Design & Technology
Product analysis and design
Successful product design depends on asking the right questions about the proposed product. It is influenced by external factors such as what consumers want or need and features made possible by new materials or technologies.
The client employs the designer and sets the brief for the designer to work to. The client decides whether the product can go into production.
The designer plans the design of the product, and presents product ideas and prototypes [protoype: A full size working model of a design used for testing, development and evaluation. ] to the client. The designer needs to understand the market into which the product is to be sold.
The manufacturer advises on the planning of manufacture. This means choosing the most effective method of production and the best organisation of equipment and people. The manufacturer also decides the best way to quality control the production process.
The user is the person who the product is designed for. The product should meet their needs. Users want good quality products at a price they can afford.
Product design analysis means studying how well a product does its job. This involves answering the following questions
|Shape||Shape can be 2D or 3D.|
|Form||Form is 3D - it is a solid object made up of shapes joined together.|
|Colour||Colour is used to make a product more interesting and attractive.|
|Texture||Texture is used to make an object more interesting. Surfaces are made 3D by the use of grooves, patterns and applying other materials such as fabrics.|
|Decoration||Decoration may be achieved by the use of different colours, shapes or materials. A decoration may be pasted onto a product, or be part of the material itself.|
A designer must make sure products meet the product specification. The product specification should be directly influenced by the analysis of research. This will ensure quality of design and that the end product is fit for purpose.
A specification is a statement that tells the designer exactly what the product has to do and what the design requirements are. A specification should include:
Anthropometrics is the study of the sizes of people in relation to products. For example, chairs used in schools need to be suitable for the average size of pupils in the schools.
Ergonomics is the relationship between people and the products which they use. Anthropometric data is used to help design products to meet ergonomic needs. Ergonomics also considers the force a person can apply, for example when using a tin opener, or the pedals of a car.
Working drawings contain all the information needed to make the design, including:
Working drawings are normally done as orthographic projections.
Orthographic drawings usually consist of a front view, a side view and a plan [plan: Scale drawing showing an object as seen from directly above. ], but more views may be shown for complex objects with lots of detail. A drawing board and parallel motion or T-square is used to project one view from another.
Orthographic drawing may be done using first angle projection or third angle projection.
An orthographic projection of the shape on the right is shown below.
Some products may need a section drawing to give extra structural information, or an assembly drawing to show how parts fit together.Sectional drawing
Designers present their ideas to the user, client and manufacturer as models, mock-ups and prototypes.
Model making can be a very quick and cheap method of producing a prototype.
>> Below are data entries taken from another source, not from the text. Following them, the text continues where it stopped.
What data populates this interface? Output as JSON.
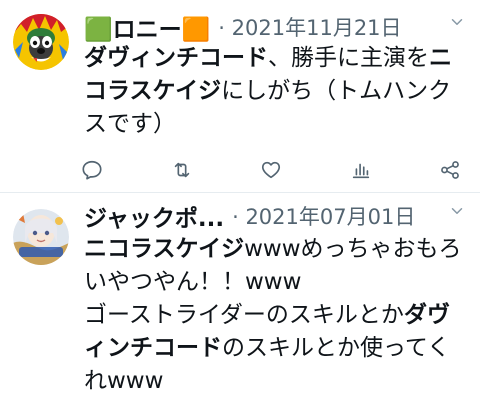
{
  "tweets": [
    {
      "user_name": "🟩ロニー🟧",
      "separator": "·",
      "date": "2021年11月21日",
      "more_icon": "chevron-down-icon",
      "body": [
        {
          "text": "ダヴィンチコード",
          "bold": true
        },
        {
          "text": "、勝手に主演を",
          "bold": false
        },
        {
          "text": "ニコラスケイジ",
          "bold": true
        },
        {
          "text": "にしがち（トムハンクスです）",
          "bold": false
        }
      ],
      "actions": [
        "reply-icon",
        "retweet-icon",
        "like-icon",
        "analytics-icon",
        "share-icon"
      ]
    },
    {
      "user_name": "ジャックポ...",
      "separator": "·",
      "date": "2021年07月01日",
      "more_icon": "chevron-down-icon",
      "body": [
        {
          "text": "ニコラスケイジ",
          "bold": true
        },
        {
          "text": "wwwめっちゃおもろいやつやん！！www",
          "bold": false
        },
        {
          "text": "\n",
          "bold": false
        },
        {
          "text": "ゴーストライダーのスキルとか",
          "bold": false
        },
        {
          "text": "ダヴィンチコード",
          "bold": true
        },
        {
          "text": "のスキルとか使ってくれwww",
          "bold": false
        }
      ]
    }
  ],
  "colors": {
    "text": "#0f1419",
    "meta": "#536471",
    "icon": "#536471",
    "divider": "#e6ecf0"
  }
}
Suitable materials include paper, card, foam board, styrofoam™, wire and 3mm MDF.
Users, clients and manufacturers use models to evaluate ideas and decide how well they meet their needs and how best to make it. Models are usually 3D but they can also be 2D drawings or CAD [CAD: Stands for Computer-Aided Design - the use of computers to assist in any of the phases of product design. ] simulations.
CAD can be used when modelling and offers the following advantages:
Rapid prototyping is used to manufacture prototypes and small numbers of production quality parts. Plastics, metals, ceramics and paper can all be used.
Rapid prototyping is faster and cheaper than traditional prototyping methods, but the machines are expensive and it is only economical for short production runs.
Design ideas should be evaluated to make sure they meet product specification and are of a good quality. Evaluation can also check whether designs need to be changed to make them simpler to manufacture or enable them to be manufactured in higher quantities. To evaluate a design, consider:
There are two aspects to quality control:
A product can be well-designed but poorly made, or well-made but poorly designed. This would mean it fails to meet the needs of the user.
A high quality product will: